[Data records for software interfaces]
*** Begin section ***

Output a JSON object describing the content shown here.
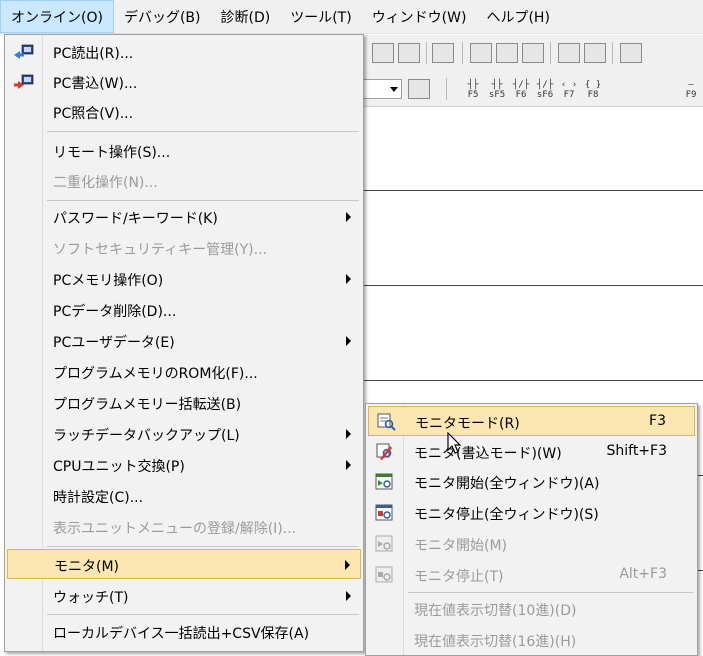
{
  "menubar": [
    {
      "label": "オンライン(O)",
      "active": true
    },
    {
      "label": "デバッグ(B)"
    },
    {
      "label": "診断(D)"
    },
    {
      "label": "ツール(T)"
    },
    {
      "label": "ウィンドウ(W)"
    },
    {
      "label": "ヘルプ(H)"
    }
  ],
  "toolbar": {
    "fkeys": [
      "F5",
      "sF5",
      "F6",
      "sF6",
      "F7",
      "F8",
      "F9"
    ]
  },
  "online_menu": {
    "items": [
      {
        "label": "PC読出(R)...",
        "icon": "pc-read-icon"
      },
      {
        "label": "PC書込(W)...",
        "icon": "pc-write-icon"
      },
      {
        "label": "PC照合(V)..."
      },
      {
        "label": "リモート操作(S)..."
      },
      {
        "label": "二重化操作(N)...",
        "disabled": true
      },
      {
        "label": "パスワード/キーワード(K)",
        "submenu": true
      },
      {
        "label": "ソフトセキュリティキー管理(Y)...",
        "disabled": true
      },
      {
        "label": "PCメモリ操作(O)",
        "submenu": true
      },
      {
        "label": "PCデータ削除(D)..."
      },
      {
        "label": "PCユーザデータ(E)",
        "submenu": true
      },
      {
        "label": "プログラムメモリのROM化(F)..."
      },
      {
        "label": "プログラムメモリー括転送(B)"
      },
      {
        "label": "ラッチデータバックアップ(L)",
        "submenu": true
      },
      {
        "label": "CPUユニット交換(P)",
        "submenu": true
      },
      {
        "label": "時計設定(C)..."
      },
      {
        "label": "表示ユニットメニューの登録/解除(I)...",
        "disabled": true
      },
      {
        "label": "モニタ(M)",
        "submenu": true,
        "highlight": true
      },
      {
        "label": "ウォッチ(T)",
        "submenu": true
      },
      {
        "label": "ローカルデバイス一括読出+CSV保存(A)"
      }
    ]
  },
  "monitor_submenu": {
    "items": [
      {
        "label": "モニタモード(R)",
        "shortcut": "F3",
        "highlight": true,
        "icon": "monitor-mode-icon"
      },
      {
        "label": "モニタ(書込モード)(W)",
        "shortcut": "Shift+F3",
        "icon": "monitor-write-mode-icon"
      },
      {
        "label": "モニタ開始(全ウィンドウ)(A)",
        "shortcut": "",
        "icon": "monitor-start-all-icon"
      },
      {
        "label": "モニタ停止(全ウィンドウ)(S)",
        "shortcut": "",
        "icon": "monitor-stop-all-icon"
      },
      {
        "label": "モニタ開始(M)",
        "shortcut": "",
        "disabled": true,
        "icon": "monitor-start-icon"
      },
      {
        "label": "モニタ停止(T)",
        "shortcut": "Alt+F3",
        "disabled": true,
        "icon": "monitor-stop-icon"
      },
      {
        "label": "現在値表示切替(10進)(D)",
        "shortcut": "",
        "disabled": true
      },
      {
        "label": "現在値表示切替(16進)(H)",
        "shortcut": "",
        "disabled": true
      }
    ]
  },
  "colors": {
    "menu_bg": "#f2f2f2",
    "highlight_bg": "#fce7b2",
    "highlight_border": "#e0b453",
    "menubar_active_bg": "#cce8ff",
    "disabled_text": "#9b9b9b"
  }
}
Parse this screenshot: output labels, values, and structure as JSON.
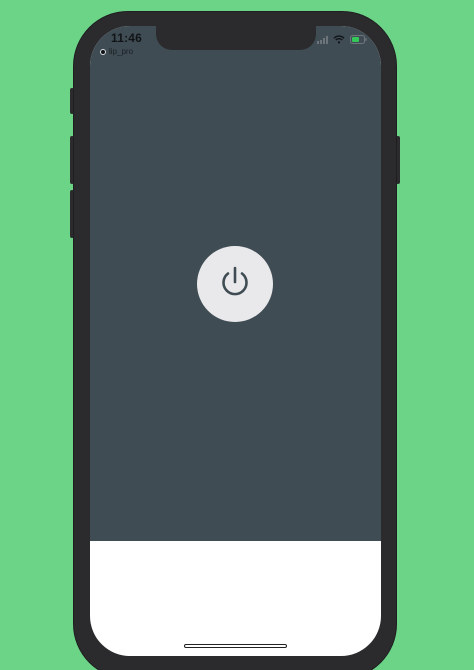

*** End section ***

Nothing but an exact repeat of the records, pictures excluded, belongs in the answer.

Output a JSON object describing the content shown here.
{
  "menubar": [
    {
      "label": "オンライン(O)",
      "active": true
    },
    {
      "label": "デバッグ(B)"
    },
    {
      "label": "診断(D)"
    },
    {
      "label": "ツール(T)"
    },
    {
      "label": "ウィンドウ(W)"
    },
    {
      "label": "ヘルプ(H)"
    }
  ],
  "toolbar": {
    "fkeys": [
      "F5",
      "sF5",
      "F6",
      "sF6",
      "F7",
      "F8",
      "F9"
    ]
  },
  "online_menu": {
    "items": [
      {
        "label": "PC読出(R)...",
        "icon": "pc-read-icon"
      },
      {
        "label": "PC書込(W)...",
        "icon": "pc-write-icon"
      },
      {
        "label": "PC照合(V)..."
      },
      {
        "label": "リモート操作(S)..."
      },
      {
        "label": "二重化操作(N)...",
        "disabled": true
      },
      {
        "label": "パスワード/キーワード(K)",
        "submenu": true
      },
      {
        "label": "ソフトセキュリティキー管理(Y)...",
        "disabled": true
      },
      {
        "label": "PCメモリ操作(O)",
        "submenu": true
      },
      {
        "label": "PCデータ削除(D)..."
      },
      {
        "label": "PCユーザデータ(E)",
        "submenu": true
      },
      {
        "label": "プログラムメモリのROM化(F)..."
      },
      {
        "label": "プログラムメモリー括転送(B)"
      },
      {
        "label": "ラッチデータバックアップ(L)",
        "submenu": true
      },
      {
        "label": "CPUユニット交換(P)",
        "submenu": true
      },
      {
        "label": "時計設定(C)..."
      },
      {
        "label": "表示ユニットメニューの登録/解除(I)...",
        "disabled": true
      },
      {
        "label": "モニタ(M)",
        "submenu": true,
        "highlight": true
      },
      {
        "label": "ウォッチ(T)",
        "submenu": true
      },
      {
        "label": "ローカルデバイス一括読出+CSV保存(A)"
      }
    ]
  },
  "monitor_submenu": {
    "items": [
      {
        "label": "モニタモード(R)",
        "shortcut": "F3",
        "highlight": true,
        "icon": "monitor-mode-icon"
      },
      {
        "label": "モニタ(書込モード)(W)",
        "shortcut": "Shift+F3",
        "icon": "monitor-write-mode-icon"
      },
      {
        "label": "モニタ開始(全ウィンドウ)(A)",
        "shortcut": "",
        "icon": "monitor-start-all-icon"
      },
      {
        "label": "モニタ停止(全ウィンドウ)(S)",
        "shortcut": "",
        "icon": "monitor-stop-all-icon"
      },
      {
        "label": "モニタ開始(M)",
        "shortcut": "",
        "disabled": true,
        "icon": "monitor-start-icon"
      },
      {
        "label": "モニタ停止(T)",
        "shortcut": "Alt+F3",
        "disabled": true,
        "icon": "monitor-stop-icon"
      },
      {
        "label": "現在値表示切替(10進)(D)",
        "shortcut": "",
        "disabled": true
      },
      {
        "label": "現在値表示切替(16進)(H)",
        "shortcut": "",
        "disabled": true
      }
    ]
  },
  "colors": {
    "menu_bg": "#f2f2f2",
    "highlight_bg": "#fce7b2",
    "highlight_border": "#e0b453",
    "menubar_active_bg": "#cce8ff",
    "disabled_text": "#9b9b9b"
  }
}
Parse this screenshot: output labels, values, and structure as JSON.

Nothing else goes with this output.